I am thankful, however, that the orchestration takes a step back, for the real strength of the opera’s music lies in the writing for the voice. Spears’ vocal lines contain such rich depths of character that make it eminently clear what each character is feeling, even without the cast’s excellent diction. Hawkins is almost reverent towards Tim when he talks about Bermuda during the first time they have relations: his lines are set in the low ranges of his baritone, something that elevates his admiration of Tim’s body take on an almost holy significance in the moment.
The pregnant pauses between Hawkins and Tim’s first lines only heighten the sexual tension that underlies their first few interactions.
Tim’s stutter upon being introduced to the senator whom he eventually works for is set in such a rapidly fired-off monotone that it perfectly conveyed his character’s nerves at the situation, and this still fits in with the passionate rise and fall of his line as he’s praying to God, describing his affair in prayer. Even the rantings of Joseph McCarthy himself carried weight, with the way the vocal writing almost forces the singer to bark out his angriest lines at the top of his register.
And this is to say nothing of the climactic scene in which Hawkins outs Tim to the authorities, a scene that contains four characters almost screaming at the tops of their registers in such a way that it hammered home the harsh reality of the opera’s society.

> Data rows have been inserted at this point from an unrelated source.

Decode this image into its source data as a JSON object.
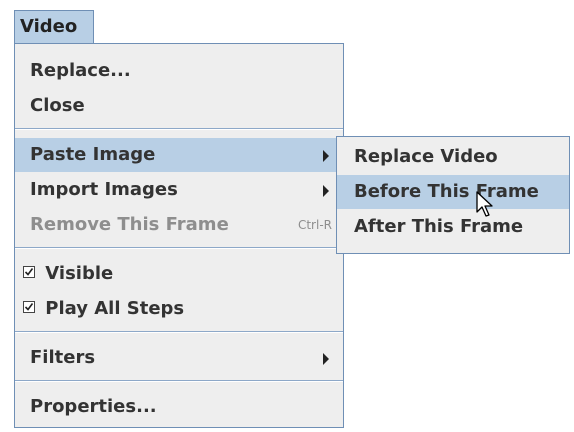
{
  "menubar": {
    "video_label": "Video"
  },
  "menu": {
    "replace_label": "Replace...",
    "close_label": "Close",
    "paste_image_label": "Paste Image",
    "import_images_label": "Import Images",
    "remove_frame_label": "Remove This Frame",
    "remove_frame_shortcut": "Ctrl-R",
    "visible_label": "Visible",
    "visible_checked": true,
    "play_all_steps_label": "Play All Steps",
    "play_all_steps_checked": true,
    "filters_label": "Filters",
    "properties_label": "Properties..."
  },
  "submenu": {
    "replace_video_label": "Replace Video",
    "before_frame_label": "Before This Frame",
    "after_frame_label": "After This Frame"
  },
  "colors": {
    "highlight": "#b8cfe5",
    "menu_background": "#eeeeee",
    "border": "#6f8fb5",
    "disabled_text": "#8e8e8e"
  },
  "icons": {
    "submenu_arrow": "triangle-right-icon",
    "checkbox": "checkmark-icon",
    "cursor": "mouse-pointer-icon"
  }
}
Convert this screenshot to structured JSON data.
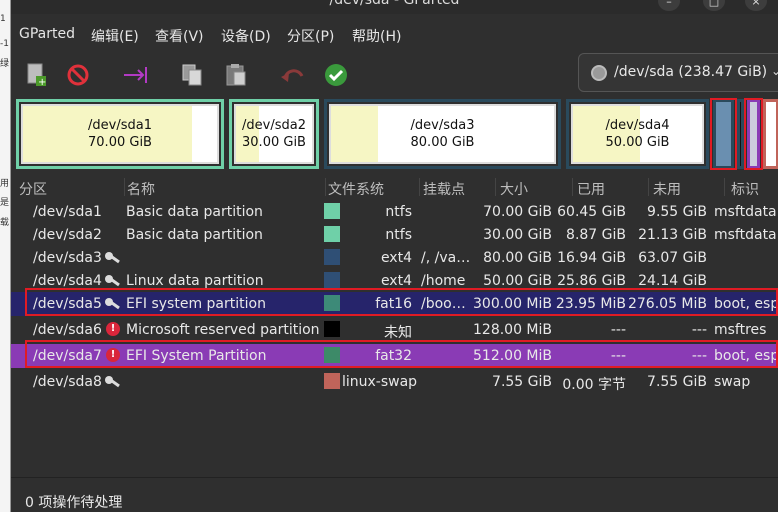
{
  "window": {
    "title": "/dev/sda - GParted"
  },
  "left_strip": [
    "1",
    "-1",
    "绿",
    "用",
    "是",
    "载"
  ],
  "menu": [
    "GParted",
    "编辑(E)",
    "查看(V)",
    "设备(D)",
    "分区(P)",
    "帮助(H)"
  ],
  "toolbar": {
    "buttons": [
      "new-icon",
      "delete-icon",
      "resize-move-icon",
      "copy-icon",
      "paste-icon",
      "undo-icon",
      "apply-icon"
    ]
  },
  "device": {
    "label": "/dev/sda  (238.47 GiB)"
  },
  "diskmap": [
    {
      "name": "/dev/sda1",
      "size": "70.00 GiB",
      "used_fraction": 0.87
    },
    {
      "name": "/dev/sda2",
      "size": "30.00 GiB",
      "used_fraction": 0.3
    },
    {
      "name": "/dev/sda3",
      "size": "80.00 GiB",
      "used_fraction": 0.21
    },
    {
      "name": "/dev/sda4",
      "size": "50.00 GiB",
      "used_fraction": 0.52
    }
  ],
  "columns": [
    "分区",
    "名称",
    "文件系统",
    "挂载点",
    "大小",
    "已用",
    "未用",
    "标识"
  ],
  "partitions": [
    {
      "partition": "/dev/sda1",
      "name": "Basic data partition",
      "fs": "ntfs",
      "fs_color": "#6fd0a8",
      "mount": "",
      "size": "70.00 GiB",
      "used": "60.45 GiB",
      "unused": "9.55 GiB",
      "flags": "msftdata",
      "icon": ""
    },
    {
      "partition": "/dev/sda2",
      "name": "Basic data partition",
      "fs": "ntfs",
      "fs_color": "#6fd0a8",
      "mount": "",
      "size": "30.00 GiB",
      "used": "8.87 GiB",
      "unused": "21.13 GiB",
      "flags": "msftdata",
      "icon": ""
    },
    {
      "partition": "/dev/sda3",
      "name": "",
      "fs": "ext4",
      "fs_color": "#2f4f75",
      "mount": "/, /va…",
      "size": "80.00 GiB",
      "used": "16.94 GiB",
      "unused": "63.07 GiB",
      "flags": "",
      "icon": "key"
    },
    {
      "partition": "/dev/sda4",
      "name": "Linux data partition",
      "fs": "ext4",
      "fs_color": "#2f4f75",
      "mount": "/home",
      "size": "50.00 GiB",
      "used": "25.86 GiB",
      "unused": "24.14 GiB",
      "flags": "",
      "icon": "key"
    },
    {
      "partition": "/dev/sda5",
      "name": "EFI system partition",
      "fs": "fat16",
      "fs_color": "#3d8a78",
      "mount": "/boo…",
      "size": "300.00 MiB",
      "used": "23.95 MiB",
      "unused": "276.05 MiB",
      "flags": "boot, esp",
      "icon": "key"
    },
    {
      "partition": "/dev/sda6",
      "name": "Microsoft reserved partition",
      "fs": "未知",
      "fs_color": "#000000",
      "mount": "",
      "size": "128.00 MiB",
      "used": "---",
      "unused": "---",
      "flags": "msftres",
      "icon": "warn"
    },
    {
      "partition": "/dev/sda7",
      "name": "EFI System Partition",
      "fs": "fat32",
      "fs_color": "#3d8a68",
      "mount": "",
      "size": "512.00 MiB",
      "used": "---",
      "unused": "---",
      "flags": "boot, esp",
      "icon": "warn"
    },
    {
      "partition": "/dev/sda8",
      "name": "",
      "fs": "linux-swap",
      "fs_color": "#c0645a",
      "mount": "",
      "size": "7.55 GiB",
      "used": "0.00 字节",
      "unused": "7.55 GiB",
      "flags": "swap",
      "icon": "key"
    }
  ],
  "status": "0 项操作待处理"
}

And then there is how the silences in the vocal lines play out in the early part of the show, and how the pregnant pauses between Hawkins and Tim’s first lines only heighten the sexual tension that underlies their first few interactions in the show.
Jesse Blumberg brought a particular bravado and a warm baritone voice to Hawkins Fuller that made him absolutely magnetic to watch.
I could go on describing the ways that practically every other character beat is handled throughout the opera’s runtime, but I would be writing this review until the sun rose if I attempted to do so. Suffice to say, this opera is an embarrassment of riches in the ways that vocal writing can be used to build character, and that alone is worth the price of admission.
It helps that BLO had a stellar cast to bring this vocal writing to life. Jesse Blumberg brought a particular bravado and a warm baritone voice to Hawkins Fuller that made him absolutely magnetic to watch, and made it very easy to see what it was that Timothy sees in him even in the final scene after Hawkins betrays him. Jesse Darden made good on the promise he showed in Schoenberg in Hollywood last year, where his somewhat thinner but technically precise voice imbued Timothy Laughlin with a naïveté that suited the character’s journey.
Spears’ opera is certainly worthy of the buzz it has generated.
Chelsea Basler was warm and matronly as Hawkins’ secretary Mary Johnson: she had a lot of work to support both Hawkins and Timothy in their tribulations throughout the work, and she lived up to this challenge admirably. The remaining cast carried their weight in the end too, with David McFerrin in particular providing a biting edge to Joseph McCarthy that proved why his philosophy was so dangerous to the other characters.
I have heard that Boston Lyric Opera is just one of many companies that have taken up this opera in its 2019 season; Spears’ opera is certainly worthy of the buzz it has generated, and it always warms my composerly heart to see a new opera do so well. For me, however, this extends beyond the opera’s quality on its own terms: Fellow Travellers is one of those rare operas that feels important in the broader cultural context that it was created in.
As Thomas Mallon said in the TalkBack after the performance, the suffering of LGBT+ people brought on by witch-hunting politicians in the 50s was unspeakable, and it is a place he hopes we never return to. I hope that, in its success, Fellow Travellers’ approach to its story helps others see why it is important that we never let things return to the Lavender Scare again.